Micro-finance: A Silver Bullet?
Micro-finance at one time was considered a silver bullet for jumpstarting economic development in impoverished communities (much in the same way formalizing property rights were championed by Peruvian economist Hernando de Soto in his book The Mystery of Capital).
The reality is that like formalizing title, micro-fiance is one good tool among many that can lead to better outcomes for communities, but it is not a panacea to be applied in all situations. For instance it has been known to fail in artisinal mining situations. It has also created occasional repayment problems leading to community stygmatization and even suicide of borrowers in arrears (source: M. Nazari).
When assessing the value and appropriateness of this tool I would suggest the following process.
Needs assessment: 1) Is there a desire? - expressed interest in small entrepreneurial ventures identified during consultations with the community? 2) Is there a need? - lack of accessible credit
Delivery: 3) Has a reputable partner micro credit organization been identified that provides loan amounts that are small enough for locals to manage and pay back, and with reasonable rates of interest? 4) Will locals receive adequate training? - It is often the case in areas where micro-credit is needed that locals do not possess basic money management skills and experience.
Follow-up: 5) Does loan management include not only repayment monitoring but also business advice and counseling?. 6) Is the program sustainable? - Meaning it will be able to function beyond an initial community investment by the company A succesful case was implemented as part of a community relations program I oversaw in Ecuador. Here local women identified an opportunity to start a small-scale bakery in an extended community of 2100 people. The exploration company I worked for made a small donation in start-up capital for equipment, and a micro-credit organization managed small loans for working capital.
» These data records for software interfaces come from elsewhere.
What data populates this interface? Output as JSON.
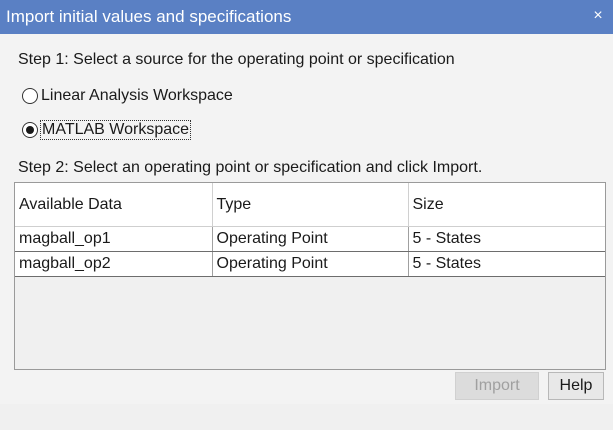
{
  "window": {
    "title": "Import initial values and specifications",
    "close_label": "×"
  },
  "step1": {
    "label": "Step 1: Select a source for the operating point or specification",
    "options": [
      {
        "label": "Linear Analysis Workspace",
        "checked": false
      },
      {
        "label": "MATLAB Workspace",
        "checked": true
      }
    ]
  },
  "step2": {
    "label": "Step 2: Select an operating point or specification and click Import."
  },
  "table": {
    "columns": [
      "Available Data",
      "Type",
      "Size"
    ],
    "rows": [
      [
        "magball_op1",
        "Operating Point",
        "5 - States"
      ],
      [
        "magball_op2",
        "Operating Point",
        "5 - States"
      ]
    ]
  },
  "buttons": {
    "import_label": "Import",
    "import_enabled": false,
    "help_label": "Help"
  },
  "colors": {
    "titlebar": "#5a80c4",
    "background": "#f3f3f3"
  }
}
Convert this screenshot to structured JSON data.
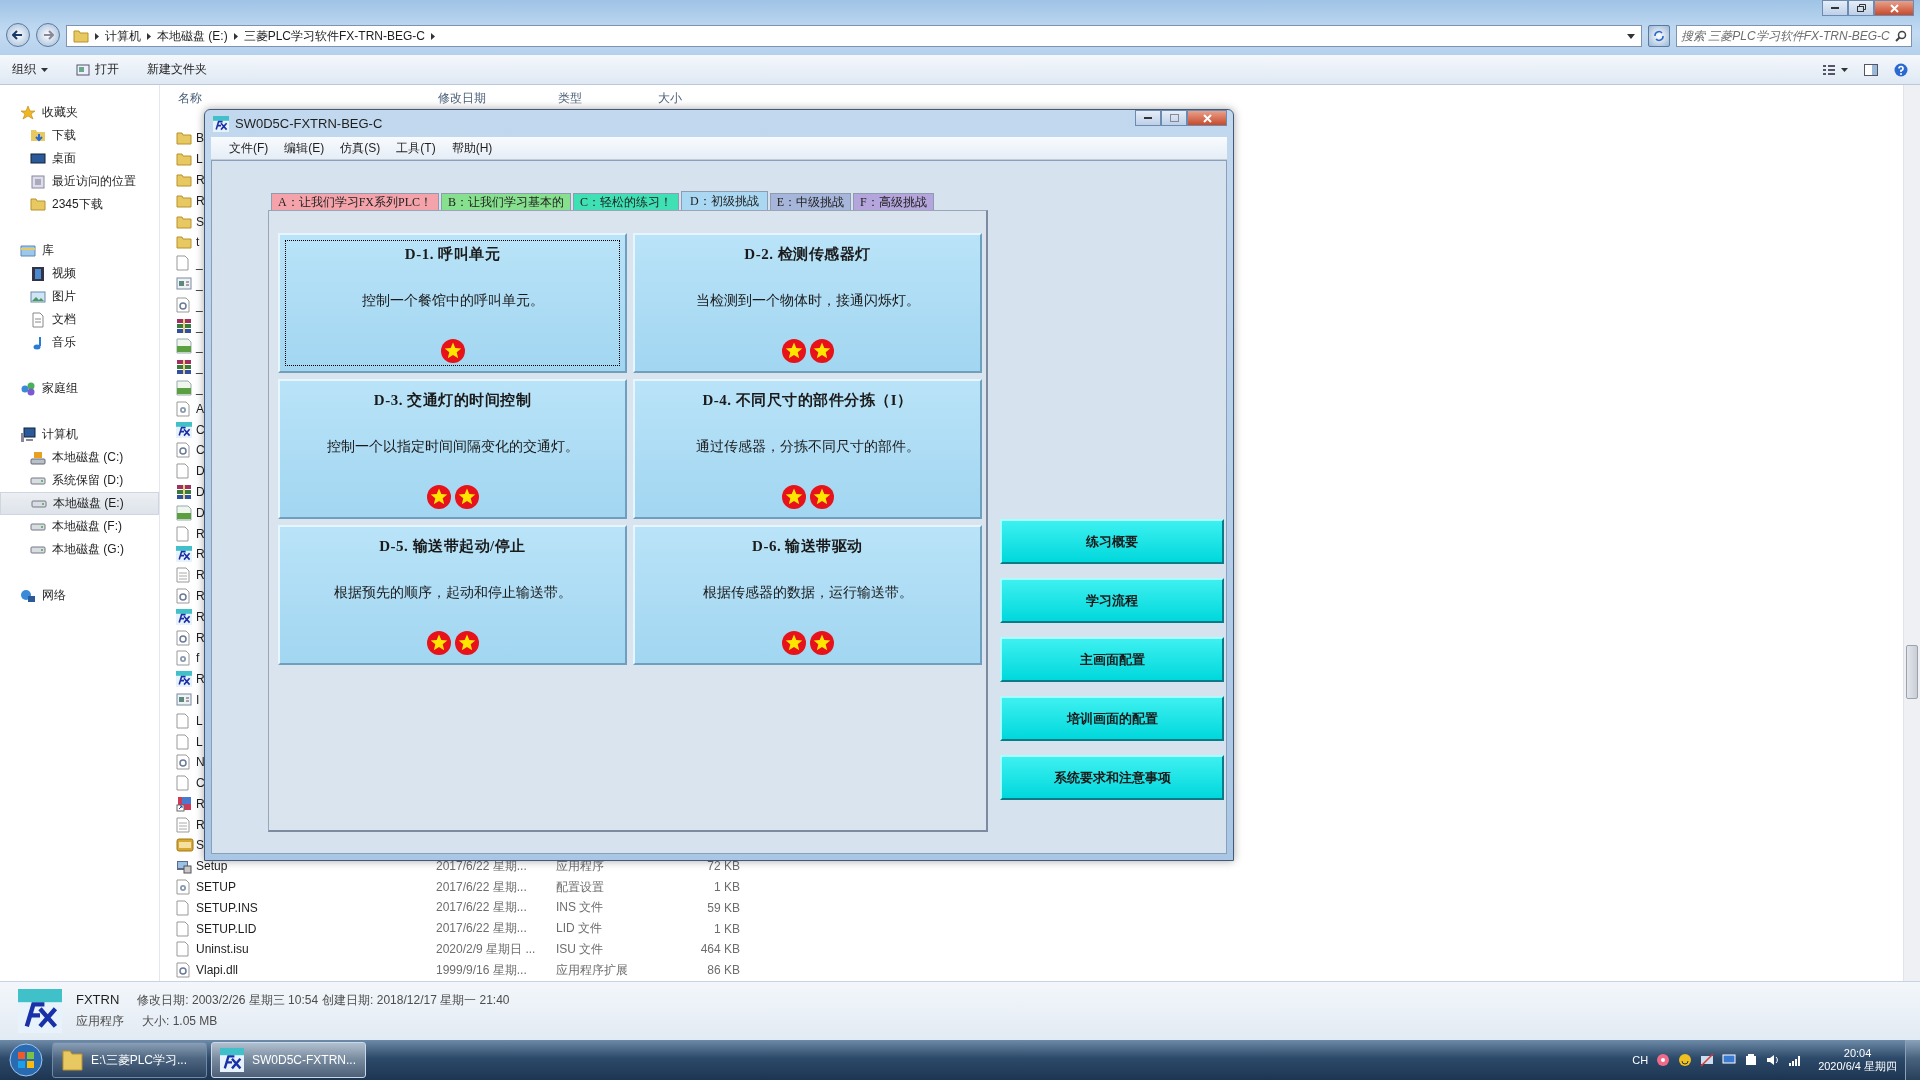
{
  "explorer": {
    "address": {
      "crumbs": [
        "计算机",
        "本地磁盘 (E:)",
        "三菱PLC学习软件FX-TRN-BEG-C"
      ]
    },
    "search": {
      "placeholder": "搜索 三菱PLC学习软件FX-TRN-BEG-C"
    },
    "toolbar": [
      {
        "label": "组织",
        "kind": "menu"
      },
      {
        "label": "打开",
        "kind": "open"
      },
      {
        "label": "新建文件夹",
        "kind": "plain"
      }
    ],
    "sidebar": [
      {
        "label": "收藏夹",
        "kind": "star",
        "selected": false,
        "children": [
          {
            "label": "下载",
            "kind": "download",
            "selected": false
          },
          {
            "label": "桌面",
            "kind": "desktop",
            "selected": false
          },
          {
            "label": "最近访问的位置",
            "kind": "recent",
            "selected": false
          },
          {
            "label": "2345下载",
            "kind": "folder",
            "selected": false
          }
        ]
      },
      {
        "label": "库",
        "kind": "library",
        "selected": false,
        "children": [
          {
            "label": "视频",
            "kind": "video",
            "selected": false
          },
          {
            "label": "图片",
            "kind": "image",
            "selected": false
          },
          {
            "label": "文档",
            "kind": "doc",
            "selected": false
          },
          {
            "label": "音乐",
            "kind": "music",
            "selected": false
          }
        ]
      },
      {
        "label": "家庭组",
        "kind": "homegroup",
        "selected": false
      },
      {
        "label": "计算机",
        "kind": "computer",
        "selected": false,
        "children": [
          {
            "label": "本地磁盘 (C:)",
            "kind": "sysdrive",
            "selected": false
          },
          {
            "label": "系统保留 (D:)",
            "kind": "drive",
            "selected": false
          },
          {
            "label": "本地磁盘 (E:)",
            "kind": "drive",
            "selected": true
          },
          {
            "label": "本地磁盘 (F:)",
            "kind": "drive",
            "selected": false
          },
          {
            "label": "本地磁盘 (G:)",
            "kind": "drive",
            "selected": false
          }
        ]
      },
      {
        "label": "网络",
        "kind": "network",
        "selected": false
      }
    ],
    "columns": [
      "名称",
      "修改日期",
      "类型",
      "大小"
    ],
    "files_behind_window": [
      {
        "name": "B",
        "kind": "folder"
      },
      {
        "name": "L",
        "kind": "folder"
      },
      {
        "name": "R",
        "kind": "folder"
      },
      {
        "name": "R",
        "kind": "folder"
      },
      {
        "name": "S",
        "kind": "folder"
      },
      {
        "name": "t",
        "kind": "folder"
      },
      {
        "name": "_",
        "kind": "blank"
      },
      {
        "name": "_",
        "kind": "form"
      },
      {
        "name": "_",
        "kind": "dll"
      },
      {
        "name": "_",
        "kind": "archive"
      },
      {
        "name": "_",
        "kind": "pic"
      },
      {
        "name": "_",
        "kind": "archive"
      },
      {
        "name": "_",
        "kind": "pic"
      },
      {
        "name": "A",
        "kind": "config"
      },
      {
        "name": "C",
        "kind": "fx"
      },
      {
        "name": "C",
        "kind": "dll"
      },
      {
        "name": "D",
        "kind": "blank"
      },
      {
        "name": "D",
        "kind": "archive"
      },
      {
        "name": "D",
        "kind": "pic"
      },
      {
        "name": "R",
        "kind": "blank"
      },
      {
        "name": "R",
        "kind": "fx"
      },
      {
        "name": "R",
        "kind": "text"
      },
      {
        "name": "R",
        "kind": "dll"
      },
      {
        "name": "R",
        "kind": "fx"
      },
      {
        "name": "R",
        "kind": "dll"
      },
      {
        "name": "f",
        "kind": "config"
      },
      {
        "name": "R",
        "kind": "fx"
      },
      {
        "name": "I",
        "kind": "form"
      },
      {
        "name": "L",
        "kind": "blank"
      },
      {
        "name": "L",
        "kind": "blank"
      },
      {
        "name": "N",
        "kind": "dll"
      },
      {
        "name": "C",
        "kind": "blank"
      },
      {
        "name": "R",
        "kind": "shortcut"
      },
      {
        "name": "R",
        "kind": "text"
      },
      {
        "name": "S",
        "kind": "bmp"
      }
    ],
    "files": [
      {
        "name": "Setup",
        "kind": "setup",
        "date": "2017/6/22 星期...",
        "type": "应用程序",
        "size": "72 KB"
      },
      {
        "name": "SETUP",
        "kind": "config",
        "date": "2017/6/22 星期...",
        "type": "配置设置",
        "size": "1 KB"
      },
      {
        "name": "SETUP.INS",
        "kind": "blank",
        "date": "2017/6/22 星期...",
        "type": "INS 文件",
        "size": "59 KB"
      },
      {
        "name": "SETUP.LID",
        "kind": "blank",
        "date": "2017/6/22 星期...",
        "type": "LID 文件",
        "size": "1 KB"
      },
      {
        "name": "Uninst.isu",
        "kind": "blank",
        "date": "2020/2/9 星期日 ...",
        "type": "ISU 文件",
        "size": "464 KB"
      },
      {
        "name": "Vlapi.dll",
        "kind": "dll",
        "date": "1999/9/16 星期...",
        "type": "应用程序扩展",
        "size": "86 KB"
      }
    ],
    "details": {
      "name": "FXTRN",
      "kind": "应用程序",
      "modified": "修改日期: 2003/2/26 星期三 10:54",
      "created": "创建日期: 2018/12/17 星期一 21:40",
      "size": "大小: 1.05 MB"
    }
  },
  "dialog": {
    "title": "SW0D5C-FXTRN-BEG-C",
    "menu": [
      "文件(F)",
      "编辑(E)",
      "仿真(S)",
      "工具(T)",
      "帮助(H)"
    ],
    "tabs": [
      {
        "label": "A：让我们学习FX系列PLC！",
        "color": "#f4a3ab",
        "selected": false
      },
      {
        "label": "B：让我们学习基本的",
        "color": "#86e08e",
        "selected": false
      },
      {
        "label": "C：轻松的练习！",
        "color": "#3fe0b4",
        "selected": false
      },
      {
        "label": "D：初级挑战",
        "color": "#aad8f2",
        "selected": true
      },
      {
        "label": "E：中级挑战",
        "color": "#a6b6da",
        "selected": false
      },
      {
        "label": "F：高级挑战",
        "color": "#b4a6dc",
        "selected": false
      }
    ],
    "cards": [
      {
        "title": "D-1. 呼叫单元",
        "description": "控制一个餐馆中的呼叫单元。",
        "marks": [
          {
            "kind": "star"
          }
        ],
        "focused": true
      },
      {
        "title": "D-2. 检测传感器灯",
        "description": "当检测到一个物体时，接通闪烁灯。",
        "marks": [
          {
            "kind": "star"
          },
          {
            "kind": "star"
          }
        ],
        "focused": false
      },
      {
        "title": "D-3. 交通灯的时间控制",
        "description": "控制一个以指定时间间隔变化的交通灯。",
        "marks": [
          {
            "kind": "star"
          },
          {
            "kind": "star"
          }
        ],
        "focused": false
      },
      {
        "title": "D-4. 不同尺寸的部件分拣（I）",
        "description": "通过传感器，分拣不同尺寸的部件。",
        "marks": [
          {
            "kind": "star"
          },
          {
            "kind": "star"
          }
        ],
        "focused": false
      },
      {
        "title": "D-5. 输送带起动/停止",
        "description": "根据预先的顺序，起动和停止输送带。",
        "marks": [
          {
            "kind": "star"
          },
          {
            "kind": "star"
          }
        ],
        "focused": false
      },
      {
        "title": "D-6. 输送带驱动",
        "description": "根据传感器的数据，运行输送带。",
        "marks": [
          {
            "kind": "star"
          },
          {
            "kind": "star"
          }
        ],
        "focused": false
      }
    ],
    "buttons": [
      "练习概要",
      "学习流程",
      "主画面配置",
      "培训画面的配置",
      "系统要求和注意事项"
    ]
  },
  "taskbar": {
    "tasks": [
      {
        "label": "E:\\三菱PLC学习...",
        "kind": "folder",
        "selected": false
      },
      {
        "label": "SW0D5C-FXTRN...",
        "kind": "fx",
        "selected": true
      }
    ],
    "language": "CH",
    "time": "20:04",
    "date": "2020/6/4 星期四"
  }
}
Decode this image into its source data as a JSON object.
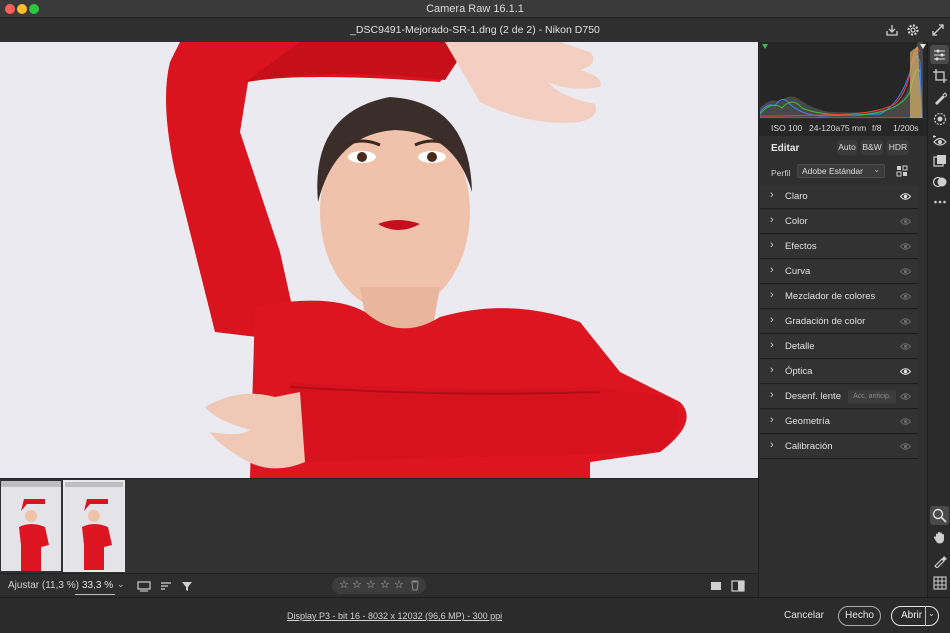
{
  "window": {
    "title": "Camera Raw 16.1.1"
  },
  "file": {
    "title": "_DSC9491-Mejorado-SR-1.dng (2 de 2) -  Nikon D750"
  },
  "header_icons": [
    "save-icon",
    "gear-icon"
  ],
  "exif": {
    "iso": "ISO 100",
    "lens": "24-120a75 mm",
    "aperture": "f/8",
    "shutter": "1/200s"
  },
  "edit": {
    "title": "Editar",
    "modes": [
      "Auto",
      "B&W",
      "HDR"
    ],
    "profile_label": "Perfil",
    "profile_value": "Adobe Estándar"
  },
  "sections": [
    {
      "label": "Claro",
      "visible_on": true
    },
    {
      "label": "Color",
      "visible_on": false
    },
    {
      "label": "Efectos",
      "visible_on": false
    },
    {
      "label": "Curva",
      "visible_on": false
    },
    {
      "label": "Mezclador de colores",
      "visible_on": false
    },
    {
      "label": "Gradación de color",
      "visible_on": false
    },
    {
      "label": "Detalle",
      "visible_on": false
    },
    {
      "label": "Óptica",
      "visible_on": true
    },
    {
      "label": "Desenf. lente",
      "visible_on": false,
      "badge": "Acc. anticip."
    },
    {
      "label": "Geometría",
      "visible_on": false
    },
    {
      "label": "Calibración",
      "visible_on": false
    }
  ],
  "zoom": {
    "fit_label": "Ajustar (11,3 %)",
    "value": "33,3 %"
  },
  "rating": {
    "stars": 0,
    "max": 5
  },
  "status": {
    "workflow": "Display P3 - bit 16 - 8032 x 12032 (96,6 MP) - 300 ppi"
  },
  "buttons": {
    "cancel": "Cancelar",
    "done": "Hecho",
    "open": "Abrir"
  },
  "filmstrip": {
    "count": 2,
    "selected_index": 1
  },
  "tools": [
    "edit-sliders-icon",
    "crop-icon",
    "healing-icon",
    "masking-icon",
    "red-eye-icon",
    "presets-icon",
    "snapshots-icon",
    "more-icon",
    "zoom-icon",
    "hand-icon",
    "color-sampler-icon",
    "grid-icon"
  ],
  "colors": {
    "accent_red": "#e0101e",
    "panel_bg": "#2f2f2f",
    "canvas_bg": "#e9e8ee"
  }
}
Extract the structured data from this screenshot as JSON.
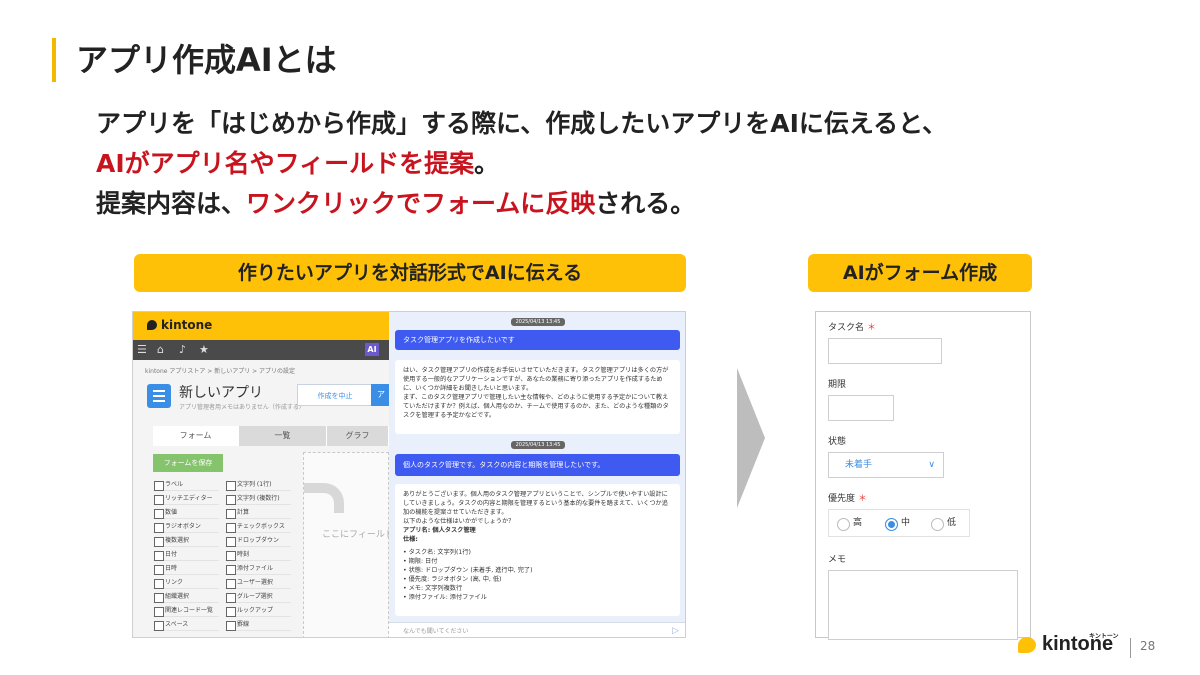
{
  "slide": {
    "title": "アプリ作成AIとは",
    "lead_line1": "アプリを「はじめから作成」する際に、作成したいアプリをAIに伝えると、",
    "lead_line2_red": "AIがアプリ名やフィールドを提案",
    "lead_line2_rest": "。",
    "lead_line3_a": "提案内容は、",
    "lead_line3_red": "ワンクリックでフォームに反映",
    "lead_line3_b": "される。",
    "pill_left": "作りたいアプリを対話形式でAIに伝える",
    "pill_right": "AIがフォーム作成",
    "page_number": "28",
    "accent_color": "#f5b800",
    "highlight_color": "#c8141e"
  },
  "kintone_ui": {
    "logo": "kintone",
    "ai_badge": "AI",
    "breadcrumb": "kintone アプリストア  >  新しいアプリ  >  アプリの設定",
    "app_title": "新しいアプリ",
    "app_sub": "アプリ管理者用メモはありません（作成する）",
    "cancel_button": "作成を中止",
    "apply_button": "ア",
    "tabs": [
      "フォーム",
      "一覧",
      "グラフ"
    ],
    "save_button": "フォームを保存",
    "palette": [
      "ラベル",
      "文字列 (1行)",
      "リッチエディター",
      "文字列 (複数行)",
      "数値",
      "計算",
      "ラジオボタン",
      "チェックボックス",
      "複数選択",
      "ドロップダウン",
      "日付",
      "時刻",
      "日時",
      "添付ファイル",
      "リンク",
      "ユーザー選択",
      "組織選択",
      "グループ選択",
      "関連レコード一覧",
      "ルックアップ",
      "スペース",
      "罫線"
    ],
    "drop_text": "ここにフィールド"
  },
  "chat": {
    "timestamp1": "2025/04/13 13:45",
    "user1": "タスク管理アプリを作成したいです",
    "ai1": [
      "はい、タスク管理アプリの作成をお手伝いさせていただきます。タスク管理アプリは多くの方が使用する一般的なアプリケーションですが、あなたの業務に寄り添ったアプリを作成するために、いくつか詳細をお聞きしたいと思います。",
      "まず、このタスク管理アプリで管理したい主な情報や、どのように使用する予定かについて教えていただけますか？例えば、個人用なのか、チームで使用するのか、また、どのような種類のタスクを管理する予定かなどです。"
    ],
    "timestamp2": "2025/04/13 13:45",
    "user2": "個人のタスク管理です。タスクの内容と期限を管理したいです。",
    "ai2_intro": "ありがとうございます。個人用のタスク管理アプリということで、シンプルで使いやすい設計にしていきましょう。タスクの内容と期限を管理するという基本的な要件を踏まえて、いくつか追加の機能を提案させていただきます。",
    "ai2_question": "以下のような仕様はいかがでしょうか？",
    "ai2_appname": "アプリ名: 個人タスク管理",
    "ai2_spec": "仕様:",
    "ai2_items": [
      "タスク名: 文字列(1行)",
      "期限: 日付",
      "状態: ドロップダウン (未着手, 進行中, 完了)",
      "優先度: ラジオボタン (高, 中, 低)",
      "メモ: 文字列複数行",
      "添付ファイル: 添付ファイル"
    ],
    "input_placeholder": "なんでも聞いてください",
    "send_icon": "▷"
  },
  "form": {
    "task_name_label": "タスク名",
    "deadline_label": "期限",
    "status_label": "状態",
    "status_value": "未着手",
    "priority_label": "優先度",
    "priority_options": [
      "高",
      "中",
      "低"
    ],
    "priority_selected": "中",
    "memo_label": "メモ",
    "required_mark": "＊"
  },
  "brand": {
    "name": "kintone",
    "kana": "キントーン"
  }
}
The exploration project was abandoned, but to my knowledge, the bakery exists to this day.
What are your experiences with succesful and/or unsuccesful microcredit programs?